between the queer and indigenous communities in canada : a conversation
The following does *not represent the views of all Canadian queers or all people working on native struggles (native people and their non-native supporters). My perspective is only that, my perspective.
Basically, there are two connections that I am aware of between the queer communities and indigenous communities here. One is the many indigenous activists that are two-spirited (a term used by many indigenous 'gay' people, as it is felt to be more close to the traditional terminology and sense than the word 'gay')/lesbian/gay/bisexual. The other is the non-indigenous queers who are involved in supporting indigenous sovereignty. There are a few groups that have been set up to create support & advocacy for two-spirited people within North America.
As far as I know, it is mostly an relationship between some non-native individual queers and native movements, rather than a relationship between queer communities and native communities per se. For example, I am a gay female-to-male transsexual who has been working in a native solidarity movement since 1992, but there is no relationship between my gay/transgendered communities, as a whole, and indigenous communities. (There are indigenous individuals in both those communities, and some of those individuals are active in native movements, while others aren't.)
It has been interesting to see the response from non-native Australians to the Canadian government's quasi-apology for stealing native children and abusing them in residential schools and 'foster care' programs. Response here has been mixed. Some people feel it is a real step forward. Others think it's empty words. It is certainly very cautious, as the government doesn't want to admit any legal liability, which could translate into financial liability depending on the outcome of the many lawsuits that are pending.
I have not been able to find much information except for one article on the Berdache and some interesting material on black/gay relations in the US.
There are a number of writers who are very important. I am most familiar with female writers, as that was my primary community before I started the process of the sex change - I don't yet know much about the queer male communities here.
In terms of North American two-spirited/lesbian/bi indigenous writers and activists, the ones that come to mind are Chrystos, Beth Brant, Ana Castillo, and Gloria Anzaldua. The group Gay American Indians (GAI) was founded in the '80s, by a woman named Barbara Cameron, but I don't know if it is still around.
Some other important authors include: Joy Harjo, Janice Gould, Mary Moran, Kateri Sardella, Percy Lezard, Vickie Sears, and Lisa Kahaleole Chang Hall.

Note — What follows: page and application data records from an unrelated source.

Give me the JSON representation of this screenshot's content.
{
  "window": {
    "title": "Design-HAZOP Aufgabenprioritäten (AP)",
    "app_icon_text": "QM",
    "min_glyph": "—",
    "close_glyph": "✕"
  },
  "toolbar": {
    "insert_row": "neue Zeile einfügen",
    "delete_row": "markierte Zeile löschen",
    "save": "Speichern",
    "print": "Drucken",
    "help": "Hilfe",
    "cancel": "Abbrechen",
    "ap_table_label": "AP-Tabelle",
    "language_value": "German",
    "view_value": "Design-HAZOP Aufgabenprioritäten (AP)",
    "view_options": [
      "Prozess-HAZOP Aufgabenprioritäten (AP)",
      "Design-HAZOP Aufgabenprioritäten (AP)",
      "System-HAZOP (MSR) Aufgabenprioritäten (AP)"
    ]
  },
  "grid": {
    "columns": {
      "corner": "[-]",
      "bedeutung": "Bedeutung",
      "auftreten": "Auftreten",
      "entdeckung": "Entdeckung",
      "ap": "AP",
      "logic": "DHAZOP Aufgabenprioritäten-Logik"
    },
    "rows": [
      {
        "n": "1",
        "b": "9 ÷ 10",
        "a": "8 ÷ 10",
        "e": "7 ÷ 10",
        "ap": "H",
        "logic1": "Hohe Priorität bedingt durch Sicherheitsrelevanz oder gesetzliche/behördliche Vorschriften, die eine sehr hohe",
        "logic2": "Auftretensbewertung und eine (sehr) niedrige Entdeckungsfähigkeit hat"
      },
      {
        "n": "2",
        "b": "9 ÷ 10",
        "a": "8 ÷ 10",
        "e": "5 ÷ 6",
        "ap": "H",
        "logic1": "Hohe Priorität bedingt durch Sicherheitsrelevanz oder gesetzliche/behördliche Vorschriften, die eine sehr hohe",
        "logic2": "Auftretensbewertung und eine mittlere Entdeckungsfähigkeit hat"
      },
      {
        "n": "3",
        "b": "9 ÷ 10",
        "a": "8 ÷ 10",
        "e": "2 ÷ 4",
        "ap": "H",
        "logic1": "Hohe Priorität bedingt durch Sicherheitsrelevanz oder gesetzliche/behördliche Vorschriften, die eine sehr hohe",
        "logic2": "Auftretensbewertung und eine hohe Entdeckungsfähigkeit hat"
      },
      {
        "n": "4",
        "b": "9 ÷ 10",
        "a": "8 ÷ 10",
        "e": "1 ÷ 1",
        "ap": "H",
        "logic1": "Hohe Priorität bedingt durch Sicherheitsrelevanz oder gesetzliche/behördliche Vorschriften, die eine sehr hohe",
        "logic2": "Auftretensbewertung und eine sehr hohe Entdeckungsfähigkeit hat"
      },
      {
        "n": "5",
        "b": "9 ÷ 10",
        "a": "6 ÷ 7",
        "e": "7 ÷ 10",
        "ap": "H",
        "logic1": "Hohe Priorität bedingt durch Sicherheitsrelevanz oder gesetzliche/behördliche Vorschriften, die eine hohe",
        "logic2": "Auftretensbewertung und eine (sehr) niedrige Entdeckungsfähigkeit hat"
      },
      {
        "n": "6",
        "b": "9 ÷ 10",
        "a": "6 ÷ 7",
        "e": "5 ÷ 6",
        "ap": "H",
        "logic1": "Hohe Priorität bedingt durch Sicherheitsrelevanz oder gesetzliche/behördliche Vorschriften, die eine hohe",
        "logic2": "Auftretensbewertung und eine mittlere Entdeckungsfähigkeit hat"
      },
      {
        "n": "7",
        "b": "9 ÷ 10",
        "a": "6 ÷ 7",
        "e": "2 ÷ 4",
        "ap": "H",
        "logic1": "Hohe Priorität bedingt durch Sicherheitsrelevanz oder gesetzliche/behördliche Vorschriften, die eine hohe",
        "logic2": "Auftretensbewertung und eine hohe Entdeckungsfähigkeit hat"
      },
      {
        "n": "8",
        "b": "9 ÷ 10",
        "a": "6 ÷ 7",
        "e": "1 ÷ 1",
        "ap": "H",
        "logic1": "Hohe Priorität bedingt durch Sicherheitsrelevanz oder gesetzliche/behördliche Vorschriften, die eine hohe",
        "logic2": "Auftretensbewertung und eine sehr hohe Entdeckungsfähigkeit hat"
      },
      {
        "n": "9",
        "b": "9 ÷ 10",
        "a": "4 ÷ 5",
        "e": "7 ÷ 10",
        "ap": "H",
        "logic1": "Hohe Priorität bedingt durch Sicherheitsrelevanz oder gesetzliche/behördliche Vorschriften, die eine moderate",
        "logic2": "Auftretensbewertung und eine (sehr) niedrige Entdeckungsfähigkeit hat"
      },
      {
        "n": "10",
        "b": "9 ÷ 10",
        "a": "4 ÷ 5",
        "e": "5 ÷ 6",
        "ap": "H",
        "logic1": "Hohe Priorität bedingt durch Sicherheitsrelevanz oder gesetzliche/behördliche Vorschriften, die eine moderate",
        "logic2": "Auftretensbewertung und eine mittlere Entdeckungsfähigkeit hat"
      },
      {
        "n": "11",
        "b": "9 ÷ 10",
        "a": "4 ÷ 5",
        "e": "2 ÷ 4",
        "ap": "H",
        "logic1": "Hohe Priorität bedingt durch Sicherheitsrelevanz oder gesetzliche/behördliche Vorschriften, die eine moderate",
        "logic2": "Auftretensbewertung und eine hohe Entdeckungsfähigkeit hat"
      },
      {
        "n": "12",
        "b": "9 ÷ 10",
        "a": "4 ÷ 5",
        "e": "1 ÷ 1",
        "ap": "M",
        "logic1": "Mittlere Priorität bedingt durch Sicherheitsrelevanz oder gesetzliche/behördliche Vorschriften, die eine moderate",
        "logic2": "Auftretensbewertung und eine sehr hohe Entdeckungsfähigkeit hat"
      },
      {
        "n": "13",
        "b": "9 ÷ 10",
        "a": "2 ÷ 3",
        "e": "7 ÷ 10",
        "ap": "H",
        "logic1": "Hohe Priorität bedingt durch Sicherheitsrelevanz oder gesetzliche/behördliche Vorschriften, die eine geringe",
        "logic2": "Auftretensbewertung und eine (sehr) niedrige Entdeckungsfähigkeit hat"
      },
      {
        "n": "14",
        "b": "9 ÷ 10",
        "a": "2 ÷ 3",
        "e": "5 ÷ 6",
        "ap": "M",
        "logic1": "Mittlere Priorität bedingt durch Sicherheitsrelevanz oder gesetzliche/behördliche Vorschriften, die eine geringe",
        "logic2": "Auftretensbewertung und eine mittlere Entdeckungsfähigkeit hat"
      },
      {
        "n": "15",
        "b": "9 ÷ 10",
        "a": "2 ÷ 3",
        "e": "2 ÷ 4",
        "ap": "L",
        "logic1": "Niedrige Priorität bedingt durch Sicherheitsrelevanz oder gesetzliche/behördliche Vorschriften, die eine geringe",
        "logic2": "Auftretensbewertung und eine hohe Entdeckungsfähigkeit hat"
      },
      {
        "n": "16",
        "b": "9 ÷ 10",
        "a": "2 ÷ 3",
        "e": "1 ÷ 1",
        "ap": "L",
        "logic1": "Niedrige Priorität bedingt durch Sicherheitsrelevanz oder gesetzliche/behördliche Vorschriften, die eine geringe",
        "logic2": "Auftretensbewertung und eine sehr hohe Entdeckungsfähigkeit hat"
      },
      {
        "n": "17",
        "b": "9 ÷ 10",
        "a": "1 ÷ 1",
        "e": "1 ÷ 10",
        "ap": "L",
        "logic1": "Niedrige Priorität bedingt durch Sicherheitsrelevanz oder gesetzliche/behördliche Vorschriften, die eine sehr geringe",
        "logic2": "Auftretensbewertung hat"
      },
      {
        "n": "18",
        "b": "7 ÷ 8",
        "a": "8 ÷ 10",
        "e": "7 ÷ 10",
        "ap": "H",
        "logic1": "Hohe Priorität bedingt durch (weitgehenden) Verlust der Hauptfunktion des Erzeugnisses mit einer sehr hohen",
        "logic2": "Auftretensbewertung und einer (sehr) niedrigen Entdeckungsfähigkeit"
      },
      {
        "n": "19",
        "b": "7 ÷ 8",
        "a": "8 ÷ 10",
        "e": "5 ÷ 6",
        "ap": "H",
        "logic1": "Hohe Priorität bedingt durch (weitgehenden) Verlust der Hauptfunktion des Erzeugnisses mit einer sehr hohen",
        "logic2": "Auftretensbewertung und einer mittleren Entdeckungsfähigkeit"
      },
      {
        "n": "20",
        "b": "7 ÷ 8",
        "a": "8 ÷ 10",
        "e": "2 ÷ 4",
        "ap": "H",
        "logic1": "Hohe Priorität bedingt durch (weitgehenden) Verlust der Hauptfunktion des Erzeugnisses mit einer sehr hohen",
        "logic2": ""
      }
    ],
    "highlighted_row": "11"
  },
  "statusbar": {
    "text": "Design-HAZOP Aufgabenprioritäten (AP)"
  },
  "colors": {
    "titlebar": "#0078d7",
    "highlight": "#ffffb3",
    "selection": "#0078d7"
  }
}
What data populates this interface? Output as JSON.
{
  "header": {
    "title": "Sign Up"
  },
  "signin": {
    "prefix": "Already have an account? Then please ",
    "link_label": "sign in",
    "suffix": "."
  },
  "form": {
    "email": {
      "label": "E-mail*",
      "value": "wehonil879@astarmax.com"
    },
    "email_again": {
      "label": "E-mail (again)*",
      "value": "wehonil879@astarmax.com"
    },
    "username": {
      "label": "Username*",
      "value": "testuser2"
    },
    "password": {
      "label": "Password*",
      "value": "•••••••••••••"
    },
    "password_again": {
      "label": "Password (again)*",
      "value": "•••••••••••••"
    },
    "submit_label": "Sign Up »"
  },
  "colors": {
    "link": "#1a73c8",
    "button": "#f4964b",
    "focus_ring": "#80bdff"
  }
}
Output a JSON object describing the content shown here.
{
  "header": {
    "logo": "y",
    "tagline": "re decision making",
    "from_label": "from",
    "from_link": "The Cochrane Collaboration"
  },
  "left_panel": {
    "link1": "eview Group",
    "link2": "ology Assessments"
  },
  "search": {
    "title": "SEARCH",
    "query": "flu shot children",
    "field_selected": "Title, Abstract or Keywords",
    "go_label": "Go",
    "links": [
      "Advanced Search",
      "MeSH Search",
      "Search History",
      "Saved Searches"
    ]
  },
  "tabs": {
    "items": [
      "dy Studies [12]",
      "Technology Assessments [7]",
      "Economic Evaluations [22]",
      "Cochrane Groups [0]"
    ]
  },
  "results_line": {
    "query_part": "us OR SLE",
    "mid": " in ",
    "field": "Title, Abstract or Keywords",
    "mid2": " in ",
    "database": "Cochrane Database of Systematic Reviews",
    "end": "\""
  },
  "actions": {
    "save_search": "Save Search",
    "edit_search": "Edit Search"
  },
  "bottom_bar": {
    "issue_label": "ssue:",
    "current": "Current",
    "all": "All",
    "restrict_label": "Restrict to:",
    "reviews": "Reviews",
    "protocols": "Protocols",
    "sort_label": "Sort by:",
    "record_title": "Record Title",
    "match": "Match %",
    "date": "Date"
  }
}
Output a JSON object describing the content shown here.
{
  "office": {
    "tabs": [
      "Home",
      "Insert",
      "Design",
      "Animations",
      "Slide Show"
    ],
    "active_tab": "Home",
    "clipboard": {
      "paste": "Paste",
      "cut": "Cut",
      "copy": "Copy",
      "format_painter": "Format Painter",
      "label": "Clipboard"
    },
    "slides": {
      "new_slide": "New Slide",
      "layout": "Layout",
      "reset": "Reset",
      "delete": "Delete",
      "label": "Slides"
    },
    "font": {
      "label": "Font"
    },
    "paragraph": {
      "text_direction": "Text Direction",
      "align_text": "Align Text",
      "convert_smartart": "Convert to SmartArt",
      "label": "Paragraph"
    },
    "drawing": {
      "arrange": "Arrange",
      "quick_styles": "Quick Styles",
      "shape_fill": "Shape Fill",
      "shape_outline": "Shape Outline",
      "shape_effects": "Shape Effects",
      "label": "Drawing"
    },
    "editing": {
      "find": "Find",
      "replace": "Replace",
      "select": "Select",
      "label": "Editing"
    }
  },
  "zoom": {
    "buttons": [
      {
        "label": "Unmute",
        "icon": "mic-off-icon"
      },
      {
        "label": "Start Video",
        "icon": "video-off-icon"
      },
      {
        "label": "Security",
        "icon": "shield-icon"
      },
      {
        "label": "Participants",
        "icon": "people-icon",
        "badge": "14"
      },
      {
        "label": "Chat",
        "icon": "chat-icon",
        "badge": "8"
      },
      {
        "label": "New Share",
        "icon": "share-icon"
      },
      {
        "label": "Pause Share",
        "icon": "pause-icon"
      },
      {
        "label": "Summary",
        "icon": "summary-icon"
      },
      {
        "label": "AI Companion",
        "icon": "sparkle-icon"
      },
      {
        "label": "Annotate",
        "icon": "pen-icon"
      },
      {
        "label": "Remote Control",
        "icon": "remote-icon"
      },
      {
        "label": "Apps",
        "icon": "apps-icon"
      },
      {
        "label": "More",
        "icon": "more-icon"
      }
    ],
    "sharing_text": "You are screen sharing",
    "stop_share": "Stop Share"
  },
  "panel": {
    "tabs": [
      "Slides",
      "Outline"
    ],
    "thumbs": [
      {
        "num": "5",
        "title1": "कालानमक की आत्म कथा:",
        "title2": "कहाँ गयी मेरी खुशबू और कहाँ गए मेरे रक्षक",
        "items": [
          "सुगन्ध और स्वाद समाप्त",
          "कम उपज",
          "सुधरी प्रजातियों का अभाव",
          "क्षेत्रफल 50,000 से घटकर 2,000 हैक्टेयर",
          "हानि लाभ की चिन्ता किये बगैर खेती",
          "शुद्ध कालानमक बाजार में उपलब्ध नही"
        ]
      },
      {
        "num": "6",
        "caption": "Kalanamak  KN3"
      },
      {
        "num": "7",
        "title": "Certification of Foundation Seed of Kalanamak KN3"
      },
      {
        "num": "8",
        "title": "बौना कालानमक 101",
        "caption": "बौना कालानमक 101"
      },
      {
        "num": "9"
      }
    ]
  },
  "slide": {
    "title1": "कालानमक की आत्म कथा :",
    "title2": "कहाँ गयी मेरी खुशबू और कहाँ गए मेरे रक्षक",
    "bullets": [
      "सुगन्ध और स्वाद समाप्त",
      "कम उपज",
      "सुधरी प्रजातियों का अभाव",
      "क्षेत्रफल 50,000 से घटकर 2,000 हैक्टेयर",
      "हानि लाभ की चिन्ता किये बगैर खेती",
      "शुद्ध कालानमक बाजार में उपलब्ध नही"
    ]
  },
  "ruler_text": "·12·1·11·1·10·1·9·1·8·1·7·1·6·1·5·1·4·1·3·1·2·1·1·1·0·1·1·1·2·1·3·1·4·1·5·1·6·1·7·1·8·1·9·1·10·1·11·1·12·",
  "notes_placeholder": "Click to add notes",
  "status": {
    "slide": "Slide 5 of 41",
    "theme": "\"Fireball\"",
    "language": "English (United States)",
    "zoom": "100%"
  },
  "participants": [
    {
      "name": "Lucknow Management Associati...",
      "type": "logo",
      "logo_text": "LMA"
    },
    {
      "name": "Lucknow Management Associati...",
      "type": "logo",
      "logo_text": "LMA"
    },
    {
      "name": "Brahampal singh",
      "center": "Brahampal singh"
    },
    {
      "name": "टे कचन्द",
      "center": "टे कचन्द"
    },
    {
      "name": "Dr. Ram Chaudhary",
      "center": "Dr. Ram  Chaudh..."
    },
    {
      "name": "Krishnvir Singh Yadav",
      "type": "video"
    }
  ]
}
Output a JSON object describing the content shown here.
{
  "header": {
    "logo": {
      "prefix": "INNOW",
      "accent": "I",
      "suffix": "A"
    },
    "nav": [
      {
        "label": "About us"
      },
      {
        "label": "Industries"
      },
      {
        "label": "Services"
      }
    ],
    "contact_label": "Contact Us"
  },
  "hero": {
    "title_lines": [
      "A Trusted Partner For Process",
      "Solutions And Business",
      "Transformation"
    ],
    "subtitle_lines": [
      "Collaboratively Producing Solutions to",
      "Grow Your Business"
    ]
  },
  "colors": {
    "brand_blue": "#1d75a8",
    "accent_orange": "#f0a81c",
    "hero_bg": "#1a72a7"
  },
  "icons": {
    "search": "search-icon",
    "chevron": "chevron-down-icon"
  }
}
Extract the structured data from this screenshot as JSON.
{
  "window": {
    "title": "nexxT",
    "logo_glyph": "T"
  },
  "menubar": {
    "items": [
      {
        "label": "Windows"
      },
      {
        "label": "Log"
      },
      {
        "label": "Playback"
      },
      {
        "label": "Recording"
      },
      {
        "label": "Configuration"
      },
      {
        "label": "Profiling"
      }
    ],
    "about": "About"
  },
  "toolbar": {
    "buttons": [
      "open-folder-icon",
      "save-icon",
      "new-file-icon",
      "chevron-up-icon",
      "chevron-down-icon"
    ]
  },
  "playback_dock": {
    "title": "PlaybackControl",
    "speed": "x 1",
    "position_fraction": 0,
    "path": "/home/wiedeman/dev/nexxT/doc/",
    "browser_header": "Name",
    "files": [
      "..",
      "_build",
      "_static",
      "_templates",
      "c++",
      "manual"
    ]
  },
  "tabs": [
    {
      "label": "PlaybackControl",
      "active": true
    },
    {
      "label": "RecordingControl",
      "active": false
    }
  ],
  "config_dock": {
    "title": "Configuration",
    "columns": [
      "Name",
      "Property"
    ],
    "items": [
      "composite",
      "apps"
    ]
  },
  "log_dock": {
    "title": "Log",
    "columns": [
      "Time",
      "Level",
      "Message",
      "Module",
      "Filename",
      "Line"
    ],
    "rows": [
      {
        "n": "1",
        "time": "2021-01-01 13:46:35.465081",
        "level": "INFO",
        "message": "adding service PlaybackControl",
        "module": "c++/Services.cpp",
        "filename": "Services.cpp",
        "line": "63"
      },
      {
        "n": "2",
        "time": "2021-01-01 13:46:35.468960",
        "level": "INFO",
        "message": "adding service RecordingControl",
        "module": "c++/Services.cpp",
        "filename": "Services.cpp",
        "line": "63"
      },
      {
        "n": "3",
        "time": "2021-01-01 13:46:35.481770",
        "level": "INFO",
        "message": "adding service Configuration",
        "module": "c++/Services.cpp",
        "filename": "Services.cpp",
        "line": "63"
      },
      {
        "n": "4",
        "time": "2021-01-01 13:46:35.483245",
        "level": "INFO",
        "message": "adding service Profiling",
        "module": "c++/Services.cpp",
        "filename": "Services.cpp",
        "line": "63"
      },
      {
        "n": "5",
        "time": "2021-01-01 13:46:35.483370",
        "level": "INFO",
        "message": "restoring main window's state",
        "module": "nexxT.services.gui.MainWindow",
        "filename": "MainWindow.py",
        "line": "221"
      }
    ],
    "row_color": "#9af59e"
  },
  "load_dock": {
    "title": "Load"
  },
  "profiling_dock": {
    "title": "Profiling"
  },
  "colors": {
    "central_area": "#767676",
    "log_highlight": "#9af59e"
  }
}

In terms of North
American transgendered resources, one of the most prolific activists who
is gay and indigenous is a female-to-male transsexual named Gary
why do you think that those organised queer communities have not been involved?Is this because 'their' issues are seen as more pressing?Is it because people like yourself have chosen to place their energies with the indigenous movement rather than changing queer communities?
I think that it is
a matter of:
That is a HUGE question that I will try to answer somewhat concisely.
Generally speaking, there are several threads to anti-racist movements here. There are groups that organize specifically by 'race' - so there are black groups, Asian groups, etc. There are coalitions of anti-racist groups that tend to include people of various heritages and skin colors; from what I have seen these tend to not work on issues that are specifically related to indigenous activism per se, but more on issues of police violence, immigration (and there is a lot of tension in some communities between immigrant rights activists and indigenous activists, which is a whole 'nother story), media depictions, etc. There are white anti-racist activists who tend to focussed on either organized racism (neo-nazis) or mainstream 'multiculturalism'. From what I have seen, very few groups that bill themselves as 'anti-racist' have done consistent long-term work to support indigenous struggles.
Again, some of this is because many indigenous struggles here focus on land rights, and that is not a shared struggle with other groups of people of color here. There is a particular type of anti-native racism which occurs within all non-native communities, including communities of people of color (as there is anti-Asian prejudice that occurs within native communities, tension between Asian and black communities, etc. Nothing is simple.)
organizing has, to the best of my knowledge, tended to focus more
on service provision than on coalition work with anti-racist groups, but
that has changed somewhat around issues like AIDS, sex trade work,
police violence, etc.
Has the AIDS pandemic assisted the emergence of organised 'gay' indigenous communities (as it decidedly has here)?
My work has been almost solely with indigenous sovereigntists, who are primarily rurally-based (with a few urban exceptions). So I don't really have an accurate sense of what is happening in the cities, especially around alliances between groups over issues like AIDS.
From my perspective the focus on AIDS so far, at least in Canada, has been on urban areas. Now people are realizing that it is spreading like wildfire to the reserves, by people who move between cities and reserves. So there are strategies that are developing around that.
My perception is
that it is writing and academia primarily that has brought together 'gay'
indigenous activists, who have then sought to form 'gay' indigenous
communities. On a grassroots level, the only 'gay' indigenous communities
I've seen have been among sex trade workers and prisoners, but then
those are the groups I do my other work with, so that's what I'm most
(this is edited from email between Joshua
Goldberg and the Site Maintainer)
why 'Berdache' is offensive and some definitions of 'Two-Spirit'